===== RECORD EXTRACTS =====

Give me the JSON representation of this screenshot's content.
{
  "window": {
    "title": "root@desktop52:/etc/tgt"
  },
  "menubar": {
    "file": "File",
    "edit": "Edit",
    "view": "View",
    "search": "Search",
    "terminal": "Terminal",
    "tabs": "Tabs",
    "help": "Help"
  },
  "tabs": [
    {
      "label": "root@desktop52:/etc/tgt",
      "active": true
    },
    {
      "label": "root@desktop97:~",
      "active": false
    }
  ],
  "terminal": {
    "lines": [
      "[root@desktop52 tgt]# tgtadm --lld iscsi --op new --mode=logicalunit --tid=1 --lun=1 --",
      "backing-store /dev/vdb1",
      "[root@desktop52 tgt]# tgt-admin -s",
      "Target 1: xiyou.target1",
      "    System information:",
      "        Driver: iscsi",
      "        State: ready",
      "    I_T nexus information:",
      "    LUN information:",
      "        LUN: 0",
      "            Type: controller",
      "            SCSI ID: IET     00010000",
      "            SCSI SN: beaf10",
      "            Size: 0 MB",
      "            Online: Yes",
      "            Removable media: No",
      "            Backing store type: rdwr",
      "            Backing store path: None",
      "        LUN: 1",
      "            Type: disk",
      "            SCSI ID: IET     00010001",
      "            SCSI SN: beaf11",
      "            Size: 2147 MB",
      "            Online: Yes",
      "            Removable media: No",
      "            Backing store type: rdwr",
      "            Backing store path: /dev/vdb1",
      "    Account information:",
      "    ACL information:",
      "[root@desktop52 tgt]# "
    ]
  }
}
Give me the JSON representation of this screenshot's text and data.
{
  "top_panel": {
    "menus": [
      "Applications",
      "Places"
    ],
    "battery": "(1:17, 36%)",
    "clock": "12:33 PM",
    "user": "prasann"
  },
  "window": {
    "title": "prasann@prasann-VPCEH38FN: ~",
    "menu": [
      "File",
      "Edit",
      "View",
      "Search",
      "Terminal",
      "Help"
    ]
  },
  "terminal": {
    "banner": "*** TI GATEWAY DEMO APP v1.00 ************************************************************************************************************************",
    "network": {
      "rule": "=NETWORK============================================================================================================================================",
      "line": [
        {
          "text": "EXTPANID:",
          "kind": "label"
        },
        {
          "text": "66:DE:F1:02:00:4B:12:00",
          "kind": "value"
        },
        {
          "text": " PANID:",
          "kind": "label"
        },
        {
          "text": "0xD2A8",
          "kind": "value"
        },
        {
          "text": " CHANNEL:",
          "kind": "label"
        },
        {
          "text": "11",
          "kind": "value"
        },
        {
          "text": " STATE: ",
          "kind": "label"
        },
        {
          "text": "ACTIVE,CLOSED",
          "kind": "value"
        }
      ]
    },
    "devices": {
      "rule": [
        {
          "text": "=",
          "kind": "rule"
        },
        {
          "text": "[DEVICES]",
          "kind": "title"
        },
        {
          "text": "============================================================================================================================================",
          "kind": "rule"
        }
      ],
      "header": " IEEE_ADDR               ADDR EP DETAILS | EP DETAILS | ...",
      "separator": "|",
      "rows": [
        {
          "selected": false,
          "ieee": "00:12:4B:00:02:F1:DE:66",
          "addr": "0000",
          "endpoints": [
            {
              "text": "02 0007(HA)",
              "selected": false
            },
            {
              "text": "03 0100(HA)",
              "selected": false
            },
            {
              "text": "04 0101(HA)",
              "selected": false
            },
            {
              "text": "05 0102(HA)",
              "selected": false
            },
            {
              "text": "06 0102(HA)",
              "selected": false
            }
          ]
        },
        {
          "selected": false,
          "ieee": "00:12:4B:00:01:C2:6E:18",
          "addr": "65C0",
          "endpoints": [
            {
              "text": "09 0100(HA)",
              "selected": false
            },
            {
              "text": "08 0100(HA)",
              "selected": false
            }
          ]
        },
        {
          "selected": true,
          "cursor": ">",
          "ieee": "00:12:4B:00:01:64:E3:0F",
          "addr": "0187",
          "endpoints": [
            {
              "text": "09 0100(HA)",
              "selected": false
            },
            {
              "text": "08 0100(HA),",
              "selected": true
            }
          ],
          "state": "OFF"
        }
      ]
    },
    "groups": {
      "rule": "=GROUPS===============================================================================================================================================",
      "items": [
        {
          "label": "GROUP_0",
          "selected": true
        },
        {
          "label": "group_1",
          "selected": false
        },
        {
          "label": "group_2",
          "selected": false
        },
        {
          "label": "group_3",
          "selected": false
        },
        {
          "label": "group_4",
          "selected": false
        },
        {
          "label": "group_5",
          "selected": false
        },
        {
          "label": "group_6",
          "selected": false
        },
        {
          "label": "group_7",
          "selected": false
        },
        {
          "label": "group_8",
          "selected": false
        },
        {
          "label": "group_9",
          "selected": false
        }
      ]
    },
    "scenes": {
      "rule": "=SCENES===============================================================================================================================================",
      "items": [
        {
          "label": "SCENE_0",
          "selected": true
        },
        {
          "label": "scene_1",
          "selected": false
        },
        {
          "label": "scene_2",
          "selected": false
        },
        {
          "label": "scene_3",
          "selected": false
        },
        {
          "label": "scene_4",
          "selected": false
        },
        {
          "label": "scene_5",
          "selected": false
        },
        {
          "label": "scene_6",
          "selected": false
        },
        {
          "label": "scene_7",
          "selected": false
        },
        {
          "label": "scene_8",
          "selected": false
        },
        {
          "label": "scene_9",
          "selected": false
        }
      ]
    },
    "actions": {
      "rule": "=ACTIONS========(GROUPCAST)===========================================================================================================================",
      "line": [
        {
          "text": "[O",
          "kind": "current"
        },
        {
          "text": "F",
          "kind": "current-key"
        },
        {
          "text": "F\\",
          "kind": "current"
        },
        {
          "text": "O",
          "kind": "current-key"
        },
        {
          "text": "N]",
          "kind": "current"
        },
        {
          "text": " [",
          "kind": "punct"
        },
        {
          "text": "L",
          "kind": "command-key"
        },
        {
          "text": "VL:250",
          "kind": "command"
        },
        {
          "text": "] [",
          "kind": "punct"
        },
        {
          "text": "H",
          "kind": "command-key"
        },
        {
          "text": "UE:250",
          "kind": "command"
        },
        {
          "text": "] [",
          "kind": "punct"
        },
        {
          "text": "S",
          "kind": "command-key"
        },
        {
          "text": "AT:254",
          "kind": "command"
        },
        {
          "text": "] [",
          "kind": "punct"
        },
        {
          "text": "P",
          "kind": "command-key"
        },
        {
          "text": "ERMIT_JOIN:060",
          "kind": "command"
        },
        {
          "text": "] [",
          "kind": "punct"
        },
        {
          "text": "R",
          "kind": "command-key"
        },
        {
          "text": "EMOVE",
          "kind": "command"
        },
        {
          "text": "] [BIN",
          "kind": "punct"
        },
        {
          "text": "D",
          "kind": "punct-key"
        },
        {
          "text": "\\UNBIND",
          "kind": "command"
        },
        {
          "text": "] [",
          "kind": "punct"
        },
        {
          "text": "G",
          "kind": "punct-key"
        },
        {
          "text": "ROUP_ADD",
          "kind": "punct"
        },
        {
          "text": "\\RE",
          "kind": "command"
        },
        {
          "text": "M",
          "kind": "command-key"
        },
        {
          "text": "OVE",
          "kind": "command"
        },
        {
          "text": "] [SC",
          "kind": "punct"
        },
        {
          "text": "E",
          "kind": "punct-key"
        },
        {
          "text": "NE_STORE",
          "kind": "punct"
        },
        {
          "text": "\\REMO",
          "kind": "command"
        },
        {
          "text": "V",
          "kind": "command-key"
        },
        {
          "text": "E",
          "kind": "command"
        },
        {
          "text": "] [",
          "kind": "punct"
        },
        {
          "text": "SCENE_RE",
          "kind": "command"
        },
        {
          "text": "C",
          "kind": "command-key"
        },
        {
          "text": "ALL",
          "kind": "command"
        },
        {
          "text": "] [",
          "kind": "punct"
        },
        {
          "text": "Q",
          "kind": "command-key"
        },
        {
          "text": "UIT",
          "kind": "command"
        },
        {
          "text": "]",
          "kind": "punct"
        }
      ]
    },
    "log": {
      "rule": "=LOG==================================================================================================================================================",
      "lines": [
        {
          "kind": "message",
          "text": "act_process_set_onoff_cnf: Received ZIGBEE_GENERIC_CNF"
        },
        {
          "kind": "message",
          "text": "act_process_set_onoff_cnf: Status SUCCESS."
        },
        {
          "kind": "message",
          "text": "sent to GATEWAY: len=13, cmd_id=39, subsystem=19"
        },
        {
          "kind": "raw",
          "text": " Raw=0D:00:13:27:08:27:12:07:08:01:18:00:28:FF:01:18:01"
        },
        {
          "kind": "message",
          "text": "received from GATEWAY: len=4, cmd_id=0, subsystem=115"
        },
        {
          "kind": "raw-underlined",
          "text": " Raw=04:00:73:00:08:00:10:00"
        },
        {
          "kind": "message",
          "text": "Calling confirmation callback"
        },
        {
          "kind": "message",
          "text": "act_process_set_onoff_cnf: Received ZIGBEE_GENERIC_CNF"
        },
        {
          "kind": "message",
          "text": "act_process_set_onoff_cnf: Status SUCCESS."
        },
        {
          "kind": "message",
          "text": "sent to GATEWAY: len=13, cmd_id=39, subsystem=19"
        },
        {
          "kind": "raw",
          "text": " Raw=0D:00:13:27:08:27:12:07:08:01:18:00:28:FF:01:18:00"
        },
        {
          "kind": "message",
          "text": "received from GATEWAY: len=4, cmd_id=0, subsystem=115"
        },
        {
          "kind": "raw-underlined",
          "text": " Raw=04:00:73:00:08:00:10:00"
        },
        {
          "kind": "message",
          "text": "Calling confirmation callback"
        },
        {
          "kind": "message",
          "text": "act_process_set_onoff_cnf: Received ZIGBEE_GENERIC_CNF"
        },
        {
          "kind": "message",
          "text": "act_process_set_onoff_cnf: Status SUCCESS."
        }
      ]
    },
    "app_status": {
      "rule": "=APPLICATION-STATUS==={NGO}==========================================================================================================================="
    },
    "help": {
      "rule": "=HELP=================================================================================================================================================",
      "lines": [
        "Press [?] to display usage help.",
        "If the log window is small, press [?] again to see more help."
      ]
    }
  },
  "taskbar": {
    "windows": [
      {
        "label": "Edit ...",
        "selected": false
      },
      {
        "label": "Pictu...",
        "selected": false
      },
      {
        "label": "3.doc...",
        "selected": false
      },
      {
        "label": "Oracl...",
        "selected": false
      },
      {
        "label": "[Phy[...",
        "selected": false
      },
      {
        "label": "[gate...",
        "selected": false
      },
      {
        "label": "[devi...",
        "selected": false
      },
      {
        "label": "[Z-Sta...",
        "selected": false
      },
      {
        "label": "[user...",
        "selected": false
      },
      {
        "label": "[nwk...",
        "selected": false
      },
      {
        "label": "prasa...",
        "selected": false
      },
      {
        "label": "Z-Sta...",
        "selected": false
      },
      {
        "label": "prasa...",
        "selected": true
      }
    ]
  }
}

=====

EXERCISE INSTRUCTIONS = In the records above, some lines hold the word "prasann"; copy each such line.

RESULT BELOW =
    "user": "prasann"
    "title": "prasann@prasann-VPCEH38FN: ~",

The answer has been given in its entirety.